There is evidence to show that in England, and France also, the word “regal” was applied to reed-stops on the organ; Mersenne (1636) states that “now the word is applied to the vox humana stop on the organ.” In England, as late as the reign of George III., there was the appointment of “tuner of the regals” to the Chapel Royal.
The reed-stops required constant tuning, according to Praetorius, who lays special emphasis on the fact that the pitch of the reed-pipes alone falls in summer and rises in winter.
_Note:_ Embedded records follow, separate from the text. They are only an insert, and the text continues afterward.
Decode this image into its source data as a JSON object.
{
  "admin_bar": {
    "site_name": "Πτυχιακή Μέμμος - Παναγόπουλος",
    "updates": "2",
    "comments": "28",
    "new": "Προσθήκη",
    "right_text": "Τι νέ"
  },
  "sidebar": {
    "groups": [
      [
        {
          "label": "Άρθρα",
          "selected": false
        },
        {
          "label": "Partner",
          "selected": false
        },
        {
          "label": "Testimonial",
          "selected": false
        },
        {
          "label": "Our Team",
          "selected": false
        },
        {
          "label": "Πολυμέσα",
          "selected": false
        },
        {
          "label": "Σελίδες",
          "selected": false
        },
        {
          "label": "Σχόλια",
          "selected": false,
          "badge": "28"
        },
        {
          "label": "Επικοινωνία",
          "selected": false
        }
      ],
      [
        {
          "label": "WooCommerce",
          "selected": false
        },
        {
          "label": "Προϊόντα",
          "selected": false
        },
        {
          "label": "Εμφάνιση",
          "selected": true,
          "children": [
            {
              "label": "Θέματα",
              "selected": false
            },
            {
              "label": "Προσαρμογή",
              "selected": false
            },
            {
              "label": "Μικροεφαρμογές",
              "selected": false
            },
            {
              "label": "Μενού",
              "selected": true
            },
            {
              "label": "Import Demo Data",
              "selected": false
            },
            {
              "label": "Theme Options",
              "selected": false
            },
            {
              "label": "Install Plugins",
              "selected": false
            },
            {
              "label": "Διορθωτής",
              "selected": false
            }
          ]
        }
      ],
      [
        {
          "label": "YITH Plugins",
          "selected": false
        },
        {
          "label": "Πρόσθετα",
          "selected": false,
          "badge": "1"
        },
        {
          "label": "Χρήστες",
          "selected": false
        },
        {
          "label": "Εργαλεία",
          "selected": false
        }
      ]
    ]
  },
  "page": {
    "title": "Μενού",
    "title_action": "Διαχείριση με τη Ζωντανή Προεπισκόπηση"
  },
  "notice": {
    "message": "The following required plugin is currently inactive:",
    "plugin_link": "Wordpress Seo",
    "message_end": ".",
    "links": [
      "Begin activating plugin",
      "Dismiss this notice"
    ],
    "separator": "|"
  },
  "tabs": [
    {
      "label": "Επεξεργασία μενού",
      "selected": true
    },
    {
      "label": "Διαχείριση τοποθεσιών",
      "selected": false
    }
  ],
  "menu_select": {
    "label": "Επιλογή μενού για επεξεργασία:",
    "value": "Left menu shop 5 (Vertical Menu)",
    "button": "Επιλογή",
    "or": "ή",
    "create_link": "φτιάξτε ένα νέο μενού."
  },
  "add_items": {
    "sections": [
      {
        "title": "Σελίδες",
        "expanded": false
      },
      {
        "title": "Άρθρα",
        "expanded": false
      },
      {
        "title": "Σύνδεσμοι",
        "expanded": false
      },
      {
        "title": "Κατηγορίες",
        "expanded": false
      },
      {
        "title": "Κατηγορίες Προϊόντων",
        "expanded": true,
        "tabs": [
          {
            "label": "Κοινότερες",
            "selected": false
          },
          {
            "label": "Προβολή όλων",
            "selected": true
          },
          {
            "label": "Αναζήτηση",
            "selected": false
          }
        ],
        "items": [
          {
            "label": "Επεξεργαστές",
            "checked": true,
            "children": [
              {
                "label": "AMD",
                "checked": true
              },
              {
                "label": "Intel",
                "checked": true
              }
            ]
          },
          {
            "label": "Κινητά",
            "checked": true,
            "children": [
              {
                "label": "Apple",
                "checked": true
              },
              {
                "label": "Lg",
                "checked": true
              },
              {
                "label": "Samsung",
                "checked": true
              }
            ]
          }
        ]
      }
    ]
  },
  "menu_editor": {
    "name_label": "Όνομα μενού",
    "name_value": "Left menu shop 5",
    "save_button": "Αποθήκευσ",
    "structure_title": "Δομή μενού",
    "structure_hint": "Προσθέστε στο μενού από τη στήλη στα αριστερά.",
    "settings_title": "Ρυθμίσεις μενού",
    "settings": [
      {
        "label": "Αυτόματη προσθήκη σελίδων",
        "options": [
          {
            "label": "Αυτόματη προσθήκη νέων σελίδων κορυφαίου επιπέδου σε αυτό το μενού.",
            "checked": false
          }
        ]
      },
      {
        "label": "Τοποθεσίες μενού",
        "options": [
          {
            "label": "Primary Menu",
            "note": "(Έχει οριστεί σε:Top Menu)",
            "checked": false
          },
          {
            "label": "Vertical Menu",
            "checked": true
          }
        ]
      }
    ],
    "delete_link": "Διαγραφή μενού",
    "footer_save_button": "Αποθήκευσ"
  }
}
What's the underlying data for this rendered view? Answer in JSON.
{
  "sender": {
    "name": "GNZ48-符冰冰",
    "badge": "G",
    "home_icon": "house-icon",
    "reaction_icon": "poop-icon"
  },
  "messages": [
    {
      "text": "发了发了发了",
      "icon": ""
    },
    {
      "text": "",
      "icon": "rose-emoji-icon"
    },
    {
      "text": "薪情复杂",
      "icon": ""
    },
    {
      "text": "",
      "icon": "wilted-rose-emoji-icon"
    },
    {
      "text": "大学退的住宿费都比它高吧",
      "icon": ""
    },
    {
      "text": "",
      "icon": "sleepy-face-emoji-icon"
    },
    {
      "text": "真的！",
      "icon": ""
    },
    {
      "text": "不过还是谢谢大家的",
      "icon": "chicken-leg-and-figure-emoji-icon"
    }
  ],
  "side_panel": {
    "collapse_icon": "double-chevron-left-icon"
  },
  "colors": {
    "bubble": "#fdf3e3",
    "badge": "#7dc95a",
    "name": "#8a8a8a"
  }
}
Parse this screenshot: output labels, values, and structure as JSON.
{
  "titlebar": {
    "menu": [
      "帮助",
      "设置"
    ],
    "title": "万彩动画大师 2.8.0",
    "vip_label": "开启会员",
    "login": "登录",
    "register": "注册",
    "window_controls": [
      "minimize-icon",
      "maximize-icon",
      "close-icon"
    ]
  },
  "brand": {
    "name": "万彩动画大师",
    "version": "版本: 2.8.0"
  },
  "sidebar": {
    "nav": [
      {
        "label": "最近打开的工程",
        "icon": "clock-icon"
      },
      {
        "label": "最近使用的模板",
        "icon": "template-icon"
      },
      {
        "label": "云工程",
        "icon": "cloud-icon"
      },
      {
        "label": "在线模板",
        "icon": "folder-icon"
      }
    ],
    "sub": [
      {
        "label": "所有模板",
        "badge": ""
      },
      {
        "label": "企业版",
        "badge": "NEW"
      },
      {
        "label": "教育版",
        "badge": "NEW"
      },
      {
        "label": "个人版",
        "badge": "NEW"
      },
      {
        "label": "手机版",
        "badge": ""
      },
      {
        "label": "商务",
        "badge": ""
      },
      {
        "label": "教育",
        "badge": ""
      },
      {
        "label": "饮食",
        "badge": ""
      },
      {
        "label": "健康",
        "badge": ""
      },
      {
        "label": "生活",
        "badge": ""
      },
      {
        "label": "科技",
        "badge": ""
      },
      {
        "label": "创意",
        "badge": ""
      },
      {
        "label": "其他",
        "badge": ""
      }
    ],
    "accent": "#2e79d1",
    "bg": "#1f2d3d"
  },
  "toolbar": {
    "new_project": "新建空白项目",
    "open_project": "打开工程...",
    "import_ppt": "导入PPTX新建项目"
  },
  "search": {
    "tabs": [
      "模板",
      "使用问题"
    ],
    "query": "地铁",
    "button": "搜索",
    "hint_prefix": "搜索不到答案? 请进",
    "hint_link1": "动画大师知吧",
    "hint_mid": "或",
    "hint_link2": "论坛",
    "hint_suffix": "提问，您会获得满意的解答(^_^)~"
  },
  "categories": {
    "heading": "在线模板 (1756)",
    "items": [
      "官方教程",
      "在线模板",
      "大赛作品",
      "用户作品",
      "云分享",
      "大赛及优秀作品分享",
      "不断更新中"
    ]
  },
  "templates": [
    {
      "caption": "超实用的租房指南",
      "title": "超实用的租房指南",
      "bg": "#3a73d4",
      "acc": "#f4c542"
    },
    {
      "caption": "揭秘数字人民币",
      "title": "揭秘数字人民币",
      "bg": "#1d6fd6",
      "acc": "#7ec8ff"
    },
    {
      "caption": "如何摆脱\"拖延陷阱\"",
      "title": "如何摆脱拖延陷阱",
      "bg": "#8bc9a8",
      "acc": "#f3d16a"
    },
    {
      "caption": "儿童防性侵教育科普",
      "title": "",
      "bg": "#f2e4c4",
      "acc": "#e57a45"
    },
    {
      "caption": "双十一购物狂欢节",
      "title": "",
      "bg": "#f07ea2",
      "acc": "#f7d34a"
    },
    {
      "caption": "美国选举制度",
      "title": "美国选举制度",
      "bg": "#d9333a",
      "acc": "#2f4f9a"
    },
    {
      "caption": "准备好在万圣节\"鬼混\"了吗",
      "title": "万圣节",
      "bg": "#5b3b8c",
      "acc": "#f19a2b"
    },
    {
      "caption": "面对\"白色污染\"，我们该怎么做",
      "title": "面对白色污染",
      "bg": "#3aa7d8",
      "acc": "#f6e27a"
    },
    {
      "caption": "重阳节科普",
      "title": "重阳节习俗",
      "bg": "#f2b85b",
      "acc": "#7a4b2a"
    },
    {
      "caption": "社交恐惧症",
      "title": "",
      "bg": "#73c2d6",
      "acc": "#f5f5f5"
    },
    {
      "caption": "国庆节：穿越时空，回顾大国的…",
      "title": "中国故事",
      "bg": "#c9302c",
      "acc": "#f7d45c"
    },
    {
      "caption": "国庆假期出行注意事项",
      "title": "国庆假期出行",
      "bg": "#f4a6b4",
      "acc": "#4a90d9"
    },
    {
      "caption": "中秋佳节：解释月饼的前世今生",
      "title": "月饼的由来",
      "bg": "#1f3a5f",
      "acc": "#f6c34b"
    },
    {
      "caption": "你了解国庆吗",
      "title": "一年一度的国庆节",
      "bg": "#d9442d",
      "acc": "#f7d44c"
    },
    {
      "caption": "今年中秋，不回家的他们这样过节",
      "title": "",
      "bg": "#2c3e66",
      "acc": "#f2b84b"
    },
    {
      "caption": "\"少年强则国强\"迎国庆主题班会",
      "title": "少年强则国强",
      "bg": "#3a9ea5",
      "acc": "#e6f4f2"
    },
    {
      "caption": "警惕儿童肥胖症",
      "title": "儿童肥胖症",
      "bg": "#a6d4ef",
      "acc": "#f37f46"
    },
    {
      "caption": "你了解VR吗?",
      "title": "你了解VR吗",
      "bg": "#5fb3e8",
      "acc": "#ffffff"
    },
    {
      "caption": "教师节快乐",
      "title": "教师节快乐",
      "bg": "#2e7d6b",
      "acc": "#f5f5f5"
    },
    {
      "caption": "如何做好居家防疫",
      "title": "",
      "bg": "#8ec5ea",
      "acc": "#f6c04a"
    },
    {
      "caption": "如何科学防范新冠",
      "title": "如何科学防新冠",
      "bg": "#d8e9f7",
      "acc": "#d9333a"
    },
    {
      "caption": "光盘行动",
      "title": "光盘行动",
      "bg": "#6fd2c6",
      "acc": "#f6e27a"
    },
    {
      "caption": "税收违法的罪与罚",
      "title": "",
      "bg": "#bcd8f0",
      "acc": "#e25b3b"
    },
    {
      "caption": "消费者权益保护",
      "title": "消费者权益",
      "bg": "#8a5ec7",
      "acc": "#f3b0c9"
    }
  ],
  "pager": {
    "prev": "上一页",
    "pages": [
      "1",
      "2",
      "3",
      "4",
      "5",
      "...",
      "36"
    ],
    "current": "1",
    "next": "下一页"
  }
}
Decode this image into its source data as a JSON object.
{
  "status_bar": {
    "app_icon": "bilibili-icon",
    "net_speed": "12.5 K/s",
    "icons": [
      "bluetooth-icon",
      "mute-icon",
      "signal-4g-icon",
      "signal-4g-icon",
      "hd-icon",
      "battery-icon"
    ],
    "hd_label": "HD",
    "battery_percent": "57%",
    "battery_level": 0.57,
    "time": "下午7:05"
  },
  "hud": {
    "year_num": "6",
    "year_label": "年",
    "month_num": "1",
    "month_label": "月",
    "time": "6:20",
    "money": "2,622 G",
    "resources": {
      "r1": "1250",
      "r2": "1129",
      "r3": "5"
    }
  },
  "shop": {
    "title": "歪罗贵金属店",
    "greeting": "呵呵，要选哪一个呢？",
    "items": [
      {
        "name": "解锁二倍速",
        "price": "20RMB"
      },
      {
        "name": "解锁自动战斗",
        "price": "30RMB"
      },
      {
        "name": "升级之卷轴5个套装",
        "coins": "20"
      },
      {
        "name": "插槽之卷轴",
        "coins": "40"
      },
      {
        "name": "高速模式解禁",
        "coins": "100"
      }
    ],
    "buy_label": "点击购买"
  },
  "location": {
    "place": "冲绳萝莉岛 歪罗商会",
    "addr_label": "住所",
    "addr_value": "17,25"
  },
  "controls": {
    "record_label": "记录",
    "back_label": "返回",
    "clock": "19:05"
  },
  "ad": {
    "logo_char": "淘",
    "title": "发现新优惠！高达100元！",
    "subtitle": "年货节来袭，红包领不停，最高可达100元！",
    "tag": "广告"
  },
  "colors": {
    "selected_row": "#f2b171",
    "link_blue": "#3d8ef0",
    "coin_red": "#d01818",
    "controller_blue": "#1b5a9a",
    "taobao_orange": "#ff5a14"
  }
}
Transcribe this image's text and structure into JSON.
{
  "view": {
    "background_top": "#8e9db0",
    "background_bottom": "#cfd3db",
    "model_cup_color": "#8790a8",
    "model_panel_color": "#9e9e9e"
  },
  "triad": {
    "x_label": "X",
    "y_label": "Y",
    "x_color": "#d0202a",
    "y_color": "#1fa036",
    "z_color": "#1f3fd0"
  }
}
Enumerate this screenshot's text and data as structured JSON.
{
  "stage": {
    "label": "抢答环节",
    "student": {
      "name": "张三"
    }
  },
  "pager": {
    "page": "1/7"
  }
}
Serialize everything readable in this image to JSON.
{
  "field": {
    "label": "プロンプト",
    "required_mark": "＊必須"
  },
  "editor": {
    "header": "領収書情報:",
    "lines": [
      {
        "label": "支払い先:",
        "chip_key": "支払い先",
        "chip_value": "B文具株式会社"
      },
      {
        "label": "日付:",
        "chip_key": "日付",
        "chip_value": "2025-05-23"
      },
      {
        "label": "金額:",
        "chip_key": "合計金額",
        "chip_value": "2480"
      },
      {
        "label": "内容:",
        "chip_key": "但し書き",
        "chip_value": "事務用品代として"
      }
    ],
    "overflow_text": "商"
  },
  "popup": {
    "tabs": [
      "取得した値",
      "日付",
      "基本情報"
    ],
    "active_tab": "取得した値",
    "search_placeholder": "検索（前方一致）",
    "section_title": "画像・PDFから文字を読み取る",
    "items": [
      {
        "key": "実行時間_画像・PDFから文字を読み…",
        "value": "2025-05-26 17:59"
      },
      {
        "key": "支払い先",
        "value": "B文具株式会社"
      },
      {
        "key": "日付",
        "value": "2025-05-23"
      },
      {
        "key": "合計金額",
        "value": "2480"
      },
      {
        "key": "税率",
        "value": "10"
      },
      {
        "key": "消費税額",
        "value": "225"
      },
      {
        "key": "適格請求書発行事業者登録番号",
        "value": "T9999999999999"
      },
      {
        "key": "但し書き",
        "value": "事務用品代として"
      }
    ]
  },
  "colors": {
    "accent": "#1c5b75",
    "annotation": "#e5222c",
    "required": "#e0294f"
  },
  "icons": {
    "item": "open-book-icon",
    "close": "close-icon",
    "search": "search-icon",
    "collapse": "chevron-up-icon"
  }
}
During the 16th and 17th centuries the regal was a very great favourite, and although, owing to the civil wars and the ravages ( of time, very few specimens now remain, the regals are often mentioned in old wills and inventories, such as the list of Henry VIII.'s musical instruments made after his death by Sir Philip Wilder (Brit. Mus. Harleian MS. 1415, fol. 200 seq.), in which no fewer than thirteen pairs of single and five pairs of double regals are mentioned. Monteverde scored for the regals in his operas, and the instrument is described and figured by S. Virdung in 1511, Martin Agricola in 1528, and Ottmar Luscinius in 1536, as well as by Michael Praetorius in 1618.K. S.)